Your objective: Under no circumstances alter the records; copy each one exactly.

START Records provided

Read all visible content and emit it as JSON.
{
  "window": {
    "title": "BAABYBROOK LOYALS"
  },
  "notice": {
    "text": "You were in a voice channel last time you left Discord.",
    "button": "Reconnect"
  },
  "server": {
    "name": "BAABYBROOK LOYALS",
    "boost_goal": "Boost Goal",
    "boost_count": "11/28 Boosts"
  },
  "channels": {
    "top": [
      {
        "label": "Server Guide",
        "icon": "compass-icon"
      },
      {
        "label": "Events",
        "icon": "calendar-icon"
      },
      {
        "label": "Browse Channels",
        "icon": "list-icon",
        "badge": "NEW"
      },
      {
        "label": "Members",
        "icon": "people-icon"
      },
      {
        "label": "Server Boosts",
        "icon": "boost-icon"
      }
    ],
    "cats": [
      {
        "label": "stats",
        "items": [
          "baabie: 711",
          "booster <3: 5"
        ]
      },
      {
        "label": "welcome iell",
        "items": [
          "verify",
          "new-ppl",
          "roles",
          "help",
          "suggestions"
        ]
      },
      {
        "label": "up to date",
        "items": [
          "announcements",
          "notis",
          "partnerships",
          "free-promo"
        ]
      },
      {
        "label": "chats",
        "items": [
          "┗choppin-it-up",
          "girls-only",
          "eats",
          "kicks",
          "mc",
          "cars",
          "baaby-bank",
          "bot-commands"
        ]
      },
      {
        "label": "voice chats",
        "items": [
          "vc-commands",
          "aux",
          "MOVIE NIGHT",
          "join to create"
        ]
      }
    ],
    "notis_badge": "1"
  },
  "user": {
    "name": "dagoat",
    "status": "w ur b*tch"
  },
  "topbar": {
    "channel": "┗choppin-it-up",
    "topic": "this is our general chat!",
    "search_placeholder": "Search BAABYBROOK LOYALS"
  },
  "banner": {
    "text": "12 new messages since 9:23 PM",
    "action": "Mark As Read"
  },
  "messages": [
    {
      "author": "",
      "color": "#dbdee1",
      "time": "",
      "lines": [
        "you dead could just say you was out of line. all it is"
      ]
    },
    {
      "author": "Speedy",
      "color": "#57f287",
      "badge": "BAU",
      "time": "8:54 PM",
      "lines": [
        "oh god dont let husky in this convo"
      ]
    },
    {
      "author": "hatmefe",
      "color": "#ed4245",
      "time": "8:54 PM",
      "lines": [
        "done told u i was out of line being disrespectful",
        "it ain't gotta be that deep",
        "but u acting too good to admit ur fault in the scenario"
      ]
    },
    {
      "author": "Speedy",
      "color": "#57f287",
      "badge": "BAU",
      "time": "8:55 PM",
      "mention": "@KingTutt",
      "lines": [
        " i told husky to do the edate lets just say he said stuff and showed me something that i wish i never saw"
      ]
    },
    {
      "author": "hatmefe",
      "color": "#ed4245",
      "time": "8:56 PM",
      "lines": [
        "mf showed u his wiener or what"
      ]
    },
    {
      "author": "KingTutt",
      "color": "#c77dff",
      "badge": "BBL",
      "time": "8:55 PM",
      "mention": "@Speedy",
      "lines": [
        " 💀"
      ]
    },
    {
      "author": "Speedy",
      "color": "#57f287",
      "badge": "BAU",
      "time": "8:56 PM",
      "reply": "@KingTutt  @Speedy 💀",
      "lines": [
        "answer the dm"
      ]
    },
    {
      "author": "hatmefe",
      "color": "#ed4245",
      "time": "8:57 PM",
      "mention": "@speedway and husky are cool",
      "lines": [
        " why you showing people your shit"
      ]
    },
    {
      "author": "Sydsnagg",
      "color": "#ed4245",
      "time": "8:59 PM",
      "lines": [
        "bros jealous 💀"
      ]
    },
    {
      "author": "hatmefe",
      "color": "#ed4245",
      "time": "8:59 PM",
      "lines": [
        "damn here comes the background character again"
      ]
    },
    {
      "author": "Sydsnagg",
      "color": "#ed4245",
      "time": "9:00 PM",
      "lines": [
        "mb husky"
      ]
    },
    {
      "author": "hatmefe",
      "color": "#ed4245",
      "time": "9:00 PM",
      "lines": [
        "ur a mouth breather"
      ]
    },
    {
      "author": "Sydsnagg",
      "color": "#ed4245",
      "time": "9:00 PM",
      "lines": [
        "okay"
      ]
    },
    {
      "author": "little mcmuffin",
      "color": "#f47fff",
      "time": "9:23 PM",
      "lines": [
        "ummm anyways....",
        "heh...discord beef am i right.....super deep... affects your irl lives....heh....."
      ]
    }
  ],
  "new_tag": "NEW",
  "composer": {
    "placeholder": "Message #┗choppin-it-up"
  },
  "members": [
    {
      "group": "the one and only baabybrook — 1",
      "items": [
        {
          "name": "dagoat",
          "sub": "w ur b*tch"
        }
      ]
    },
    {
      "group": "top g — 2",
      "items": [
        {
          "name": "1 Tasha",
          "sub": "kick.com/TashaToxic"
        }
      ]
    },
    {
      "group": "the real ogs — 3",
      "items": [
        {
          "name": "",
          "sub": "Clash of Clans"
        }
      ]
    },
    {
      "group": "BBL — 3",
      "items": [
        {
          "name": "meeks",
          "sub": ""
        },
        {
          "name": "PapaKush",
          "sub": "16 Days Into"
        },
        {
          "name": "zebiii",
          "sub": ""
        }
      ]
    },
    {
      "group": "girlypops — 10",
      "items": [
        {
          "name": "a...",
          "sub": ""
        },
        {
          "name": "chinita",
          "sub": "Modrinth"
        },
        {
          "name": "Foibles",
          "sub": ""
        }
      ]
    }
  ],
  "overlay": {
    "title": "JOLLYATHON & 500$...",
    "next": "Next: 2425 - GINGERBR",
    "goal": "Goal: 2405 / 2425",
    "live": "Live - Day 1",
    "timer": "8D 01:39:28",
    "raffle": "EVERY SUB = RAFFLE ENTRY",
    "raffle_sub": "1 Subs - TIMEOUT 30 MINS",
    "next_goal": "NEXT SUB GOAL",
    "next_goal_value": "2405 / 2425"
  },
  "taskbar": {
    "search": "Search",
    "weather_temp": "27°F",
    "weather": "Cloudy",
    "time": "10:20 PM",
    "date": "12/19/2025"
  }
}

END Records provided

Answer box:
Read all visible content and emit it as JSON.
{
  "window": {
    "title": "BAABYBROOK LOYALS"
  },
  "notice": {
    "text": "You were in a voice channel last time you left Discord.",
    "button": "Reconnect"
  },
  "server": {
    "name": "BAABYBROOK LOYALS",
    "boost_goal": "Boost Goal",
    "boost_count": "11/28 Boosts"
  },
  "channels": {
    "top": [
      {
        "label": "Server Guide",
        "icon": "compass-icon"
      },
      {
        "label": "Events",
        "icon": "calendar-icon"
      },
      {
        "label": "Browse Channels",
        "icon": "list-icon",
        "badge": "NEW"
      },
      {
        "label": "Members",
        "icon": "people-icon"
      },
      {
        "label": "Server Boosts",
        "icon": "boost-icon"
      }
    ],
    "cats": [
      {
        "label": "stats",
        "items": [
          "baabie: 711",
          "booster <3: 5"
        ]
      },
      {
        "label": "welcome iell",
        "items": [
          "verify",
          "new-ppl",
          "roles",
          "help",
          "suggestions"
        ]
      },
      {
        "label": "up to date",
        "items": [
          "announcements",
          "notis",
          "partnerships",
          "free-promo"
        ]
      },
      {
        "label": "chats",
        "items": [
          "┗choppin-it-up",
          "girls-only",
          "eats",
          "kicks",
          "mc",
          "cars",
          "baaby-bank",
          "bot-commands"
        ]
      },
      {
        "label": "voice chats",
        "items": [
          "vc-commands",
          "aux",
          "MOVIE NIGHT",
          "join to create"
        ]
      }
    ],
    "notis_badge": "1"
  },
  "user": {
    "name": "dagoat",
    "status": "w ur b*tch"
  },
  "topbar": {
    "channel": "┗choppin-it-up",
    "topic": "this is our general chat!",
    "search_placeholder": "Search BAABYBROOK LOYALS"
  },
  "banner": {
    "text": "12 new messages since 9:23 PM",
    "action": "Mark As Read"
  },
  "messages": [
    {
      "author": "",
      "color": "#dbdee1",
      "time": "",
      "lines": [
        "you dead could just say you was out of line. all it is"
      ]
    },
    {
      "author": "Speedy",
      "color": "#57f287",
      "badge": "BAU",
      "time": "8:54 PM",
      "lines": [
        "oh god dont let husky in this convo"
      ]
    },
    {
      "author": "hatmefe",
      "color": "#ed4245",
      "time": "8:54 PM",
      "lines": [
        "done told u i was out of line being disrespectful",
        "it ain't gotta be that deep",
        "but u acting too good to admit ur fault in the scenario"
      ]
    },
    {
      "author": "Speedy",
      "color": "#57f287",
      "badge": "BAU",
      "time": "8:55 PM",
      "mention": "@KingTutt",
      "lines": [
        " i told husky to do the edate lets just say he said stuff and showed me something that i wish i never saw"
      ]
    },
    {
      "author": "hatmefe",
      "color": "#ed4245",
      "time": "8:56 PM",
      "lines": [
        "mf showed u his wiener or what"
      ]
    },
    {
      "author": "KingTutt",
      "color": "#c77dff",
      "badge": "BBL",
      "time": "8:55 PM",
      "mention": "@Speedy",
      "lines": [
        " 💀"
      ]
    },
    {
      "author": "Speedy",
      "color": "#57f287",
      "badge": "BAU",
      "time": "8:56 PM",
      "reply": "@KingTutt  @Speedy 💀",
      "lines": [
        "answer the dm"
      ]
    },
    {
      "author": "hatmefe",
      "color": "#ed4245",
      "time": "8:57 PM",
      "mention": "@speedway and husky are cool",
      "lines": [
        " why you showing people your shit"
      ]
    },
    {
      "author": "Sydsnagg",
      "color": "#ed4245",
      "time": "8:59 PM",
      "lines": [
        "bros jealous 💀"
      ]
    },
    {
      "author": "hatmefe",
      "color": "#ed4245",
      "time": "8:59 PM",
      "lines": [
        "damn here comes the background character again"
      ]
    },
    {
      "author": "Sydsnagg",
      "color": "#ed4245",
      "time": "9:00 PM",
      "lines": [
        "mb husky"
      ]
    },
    {
      "author": "hatmefe",
      "color": "#ed4245",
      "time": "9:00 PM",
      "lines": [
        "ur a mouth breather"
      ]
    },
    {
      "author": "Sydsnagg",
      "color": "#ed4245",
      "time": "9:00 PM",
      "lines": [
        "okay"
      ]
    },
    {
      "author": "little mcmuffin",
      "color": "#f47fff",
      "time": "9:23 PM",
      "lines": [
        "ummm anyways....",
        "heh...discord beef am i right.....super deep... affects your irl lives....heh....."
      ]
    }
  ],
  "new_tag": "NEW",
  "composer": {
    "placeholder": "Message #┗choppin-it-up"
  },
  "members": [
    {
      "group": "the one and only baabybrook — 1",
      "items": [
        {
          "name": "dagoat",
          "sub": "w ur b*tch"
        }
      ]
    },
    {
      "group": "top g — 2",
      "items": [
        {
          "name": "1 Tasha",
          "sub": "kick.com/TashaToxic"
        }
      ]
    },
    {
      "group": "the real ogs — 3",
      "items": [
        {
          "name": "",
          "sub": "Clash of Clans"
        }
      ]
    },
    {
      "group": "BBL — 3",
      "items": [
        {
          "name": "meeks",
          "sub": ""
        },
        {
          "name": "PapaKush",
          "sub": "16 Days Into"
        },
        {
          "name": "zebiii",
          "sub": ""
        }
      ]
    },
    {
      "group": "girlypops — 10",
      "items": [
        {
          "name": "a...",
          "sub": ""
        },
        {
          "name": "chinita",
          "sub": "Modrinth"
        },
        {
          "name": "Foibles",
          "sub": ""
        }
      ]
    }
  ],
  "overlay": {
    "title": "JOLLYATHON & 500$...",
    "next": "Next: 2425 - GINGERBR",
    "goal": "Goal: 2405 / 2425",
    "live": "Live - Day 1",
    "timer": "8D 01:39:28",
    "raffle": "EVERY SUB = RAFFLE ENTRY",
    "raffle_sub": "1 Subs - TIMEOUT 30 MINS",
    "next_goal": "NEXT SUB GOAL",
    "next_goal_value": "2405 / 2425"
  },
  "taskbar": {
    "search": "Search",
    "weather_temp": "27°F",
    "weather": "Cloudy",
    "time": "10:20 PM",
    "date": "12/19/2025"
  }
}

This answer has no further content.